Young is interested in the intersection of place, landscape, history and memory and the politics of identity with regards to the dead body. A focus on corpses originally arose from Craig’s study of the mobilities of the dead bodies of Romanian Communist leaders and activists during state-socialism and post-socialism. He is interested in how the dead body is a subject of ‘dead body politics’ but also has agency in its own right.

Professor Young said: “This seminar in the ESRC Encountering Corpses research seminar series will focus on the politics of corpse (im-)mobilities and materialities. Dead bodies are usually thought of as ‘dead and buried’, static and immobile and removed from life, but this seminar will foreground how human remains persist and can provoke new formations of identity and politics”.

He explained: “How human remains move around (eg. are repatriated or exhumed and re-interred) and their materialities (what form they take, what remains and how it is viewed and regulated) can be central to processes of forming identity and politics. Understanding these processes can inform our understanding of genocide, the Holocaust and justice for the dead but also in seemingly more mundane spaces such as museums”.

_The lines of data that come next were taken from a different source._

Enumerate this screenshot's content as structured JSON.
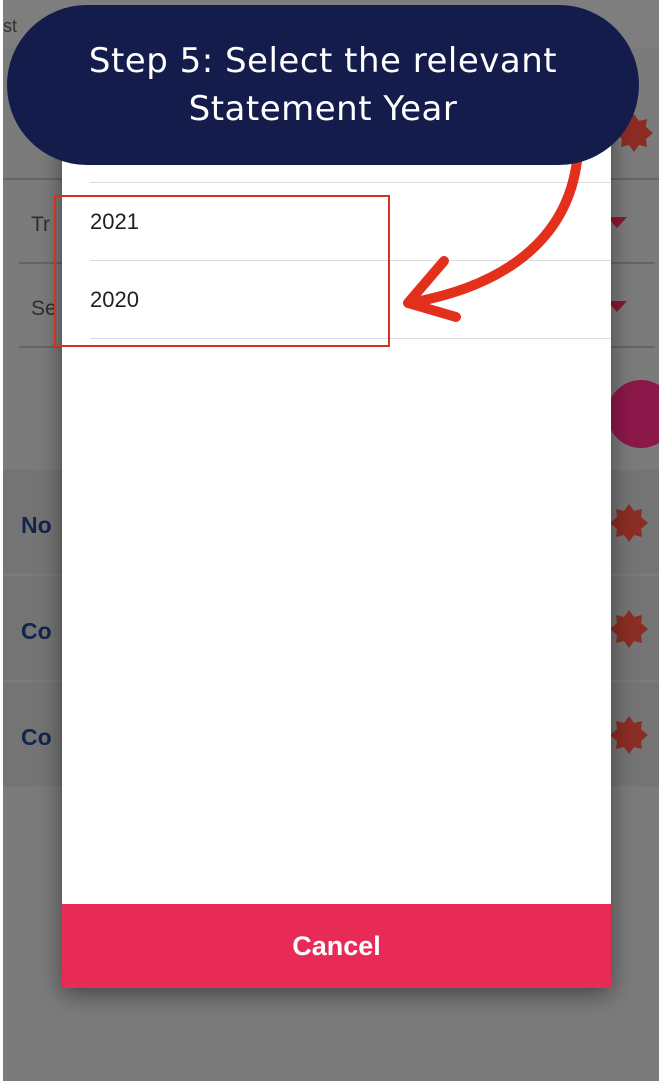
{
  "tutorial": {
    "step_line1": "Step 5: Select the relevant",
    "step_line2": "Statement Year"
  },
  "background": {
    "top_fragment": "st",
    "row1_fragment": "Tr",
    "row2_fragment": "Se",
    "sections": [
      "No",
      "Co",
      "Co"
    ]
  },
  "picker": {
    "years": [
      "2021",
      "2020"
    ],
    "cancel_label": "Cancel"
  },
  "colors": {
    "banner": "#141c4b",
    "cancel_button": "#e82a56",
    "highlight": "#d6301f",
    "arrow": "#e3301c",
    "brand_text": "#13244d"
  },
  "icons": [
    "gear-icon",
    "dropdown-caret-icon",
    "curved-arrow-icon"
  ]
}
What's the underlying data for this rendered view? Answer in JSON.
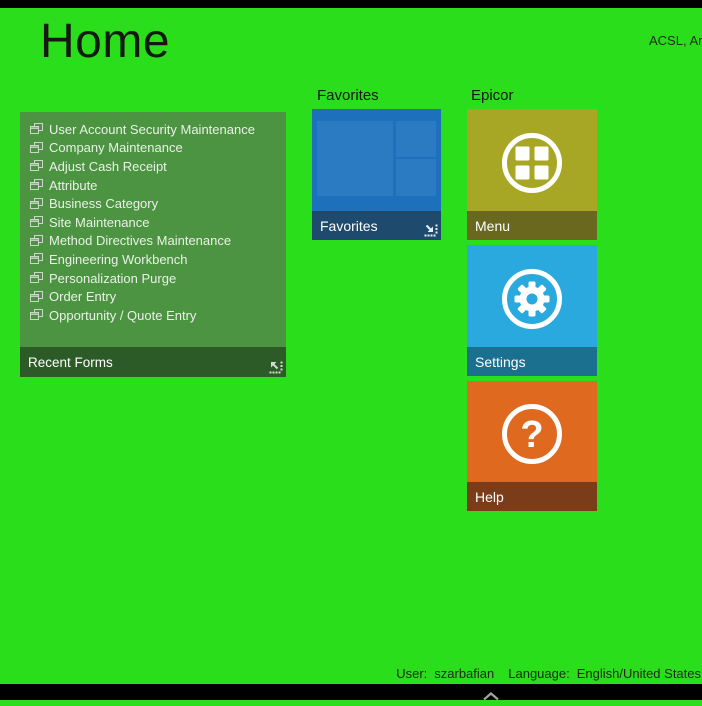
{
  "window": {
    "title": "Home",
    "company": "ACSL, Arg"
  },
  "recent_forms": {
    "caption": "Recent Forms",
    "items": [
      "User Account Security Maintenance",
      "Company Maintenance",
      "Adjust Cash Receipt",
      "Attribute",
      "Business Category",
      "Site Maintenance",
      "Method Directives Maintenance",
      "Engineering Workbench",
      "Personalization Purge",
      "Order Entry",
      "Opportunity / Quote Entry"
    ]
  },
  "favorites_group": {
    "header": "Favorites",
    "tile_caption": "Favorites"
  },
  "epicor_group": {
    "header": "Epicor",
    "tiles": [
      {
        "label": "Menu"
      },
      {
        "label": "Settings"
      },
      {
        "label": "Help"
      }
    ]
  },
  "status_bar": {
    "user_label": "User:",
    "user_value": "szarbafian",
    "language_label": "Language:",
    "language_value": "English/United States"
  },
  "colors": {
    "background": "#2BDE1B",
    "recent_panel": "#4C9441",
    "recent_caption": "#2D5B27",
    "favorites_tile": "#1C70BC",
    "favorites_caption": "#1E4A6D",
    "menu_tile": "#A8A725",
    "menu_caption": "#69681E",
    "settings_tile": "#2AA9DE",
    "settings_caption": "#1B7090",
    "help_tile": "#DF6A1F",
    "help_caption": "#7B3D19"
  }
}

Professor Young’s work has captured the public’s imagination, and his many public engagement events attract a high turn-out every year. Professor Young and Dr Shute’s shared aim is to make the physicality of the dead body something neither lost nor forgotten within public discourse, which focuses on the live body as a site of power and identity but largely ignores similar considerations after death.

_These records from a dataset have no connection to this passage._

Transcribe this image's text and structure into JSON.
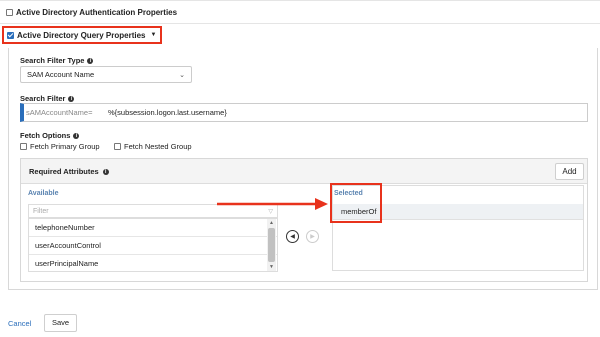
{
  "sections": {
    "auth_label": "Active Directory Authentication Properties",
    "query_label": "Active Directory Query Properties"
  },
  "search_filter_type": {
    "label": "Search Filter Type",
    "value": "SAM Account Name"
  },
  "search_filter": {
    "label": "Search Filter",
    "prefix": "sAMAccountName=",
    "value": "%{subsession.logon.last.username}"
  },
  "fetch_options": {
    "label": "Fetch Options",
    "primary_group": "Fetch Primary Group",
    "nested_group": "Fetch Nested Group"
  },
  "required_attributes": {
    "title": "Required Attributes",
    "add_label": "Add",
    "available_label": "Available",
    "filter_placeholder": "Filter",
    "available_items": [
      "telephoneNumber",
      "userAccountControl",
      "userPrincipalName"
    ],
    "selected_label": "Selected",
    "selected_items": [
      "memberOf"
    ]
  },
  "footer": {
    "cancel_label": "Cancel",
    "save_label": "Save"
  },
  "colors": {
    "highlight": "#e8321c",
    "accent": "#2a6ebb"
  }
}
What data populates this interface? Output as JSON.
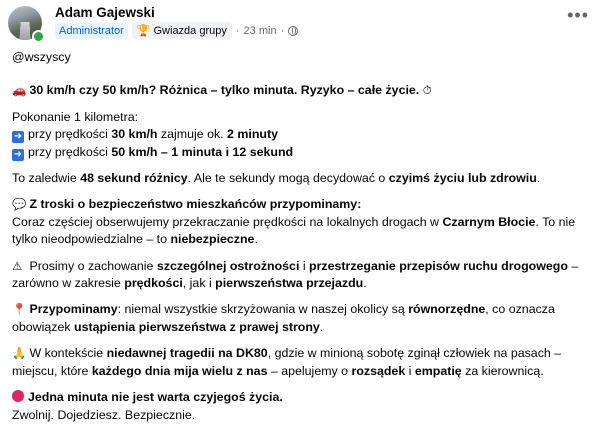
{
  "header": {
    "author": "Adam Gajewski",
    "role_badge": "Administrator",
    "star_badge": "Gwiazda grupy",
    "time": "23 min",
    "more_icon": "•••"
  },
  "post": {
    "mention": "@wszyscy",
    "headline_icon": "🚗",
    "headline": "30 km/h czy 50 km/h? Różnica – tylko minuta. Ryzyko – całe życie.",
    "headline_end_icon": "⏱",
    "distance_intro": "Pokonanie 1 kilometra:",
    "line30_pre": "przy prędkości ",
    "line30_speed": "30 km/h",
    "line30_mid": " zajmuje ok. ",
    "line30_time": "2 minuty",
    "line50_pre": "przy prędkości ",
    "line50_speed": "50 km/h – 1 minuta i 12 sekund",
    "diff_pre": "To zaledwie ",
    "diff_bold": "48 sekund różnicy",
    "diff_mid": ". Ale te sekundy mogą decydować o ",
    "diff_bold2": "czyimś życiu lub zdrowiu",
    "diff_end": ".",
    "care_icon": "💬",
    "care_heading": "Z troski o bezpieczeństwo mieszkańców przypominamy:",
    "care_text_pre": "Coraz częściej obserwujemy przekraczanie prędkości na lokalnych drogach w ",
    "care_place": "Czarnym Błocie",
    "care_text_mid": ". To nie tylko nieodpowiedzialne – to ",
    "care_bold": "niebezpieczne",
    "care_end": ".",
    "warn_icon": "⚠",
    "warn_pre": "Prosimy o zachowanie ",
    "warn_b1": "szczególnej ostrożności",
    "warn_mid": " i ",
    "warn_b2": "przestrzeganie przepisów ruchu drogowego",
    "warn_mid2": " – zarówno w zakresie ",
    "warn_b3": "prędkości",
    "warn_mid3": ", jak i ",
    "warn_b4": "pierwszeństwa przejazdu",
    "warn_end": ".",
    "pin_icon": "📍",
    "remind_bold": "Przypominamy",
    "remind_pre": ": niemal wszystkie skrzyżowania w naszej okolicy są ",
    "remind_b1": "równorzędne",
    "remind_mid": ", co oznacza obowiązek ",
    "remind_b2": "ustąpienia pierwszeństwa z prawej strony",
    "remind_end": ".",
    "tragedy_icon": "🙏",
    "trag_pre": "W kontekście ",
    "trag_b1": "niedawnej tragedii na DK80",
    "trag_mid": ", gdzie w minioną sobotę zginął człowiek na pasach – miejscu, które ",
    "trag_b2": "każdego dnia mija wielu z nas",
    "trag_mid2": " – apelujemy o ",
    "trag_b3": "rozsądek",
    "trag_mid3": " i ",
    "trag_b4": "empatię",
    "trag_end": " za kierownicą.",
    "final_bold": "Jedna minuta nie jest warta czyjegoś życia.",
    "final_text": "Zwolnij. Dojedziesz. Bezpiecznie."
  }
}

They said: “We hope the audience will take away a renewed appreciation of the role the dead can play in the contested politics of repatriation, reconciliation, the post-colonial, museum curation and artistic representations.”

 

The series will continue into 2017. Details of future seminars can be found here.

Dead Body Politics, Materialities and Mobilities will take place on 18th March 2016, 1.00pm – 4.30pm at 70 Oxford Street. Tickets are free and available here: https://dead-body-politics.eventbrite.com

The seminar will be followed by a free film screening of ‘Earth Promised Sky’ (2003) at 6pm. Tickets are free and available here: https://earth-promised-sky.eventbrite.com

ESRC Seminar 4: Dead Body Politics, Materialities and Mobilities

ESRC Research Seminar Series: On encountering corpses: political, socio-economic and cultural aspects of contemporary encounters with dead bodies

esrcSeminar 4: Dead Body Politics, Materialities and Mobilities

When: 18th March 2016, 1.00pm – 4.30pm

Location: Room no. LB.02, 70 Oxford Street, Manchester (beside Manchester Oxford Road rail
way station).

Tickets: Free – available here: dead-body-politics.eventbrite.com

Organised by Professor Craig Young (School of Science and the Environment, Manchester Metropolitan University) and Dr Jon Shute (School of Law, University of Manchester)

 

Mobilities etc.Schedule:

13.00

  • Project partners, invited speakers and audience
  • Seminar: Dead body politics, materialities and mobilities- Room LB.02

13.00-13.30

  • Professor Craig Young (Human Geography, MMU) and Dr Jon Shute (Law, UoM)
  • Introduction: Dead body politics, materialities and mobilities

13.30-14.00

  • Dr Jon Shute (Law, UoM)
  • Journeys in Space and Time: Human Remains and the Srebrenica Massacres

14.00-14.30

  • Dr Jean-Marc Dreyfus (History, UoM)
  • Forgotten exhumations: the French mission in search of corpses from deportees in Germany, 1946-58

14.30-15.00

  • Coffee break

15.00-15.30

  • Dr John Harries (School of Social and Political Science, University of Edinburgh)
  • Repatriating Beothuk skulls and the affective politics of indigeneity

15.30-16.00

  • Dr Gemma Angel (Institute of Advanced Studies, University College London)
  • Mortal Remains: Confronting the Dead in the Medical Museum

16.00-16.30

  • Dave Griffiths (Manchester School of Art, MMU), Michael Branthwaite (School of Art and Design, Staffordshire University) and Dr Caroline Sturdy Colls (Archaeology, Staffs.)
  • Finding Treblinka: artistic responses to forensic evidence

16.30

  • Concluding remarks and close

Followed by an evening film event at No. 70 – a free screening of ‘Earth Promised Sky’ (2003). Tickets are free and available here: https://earth-promised-sky.eventbrite.com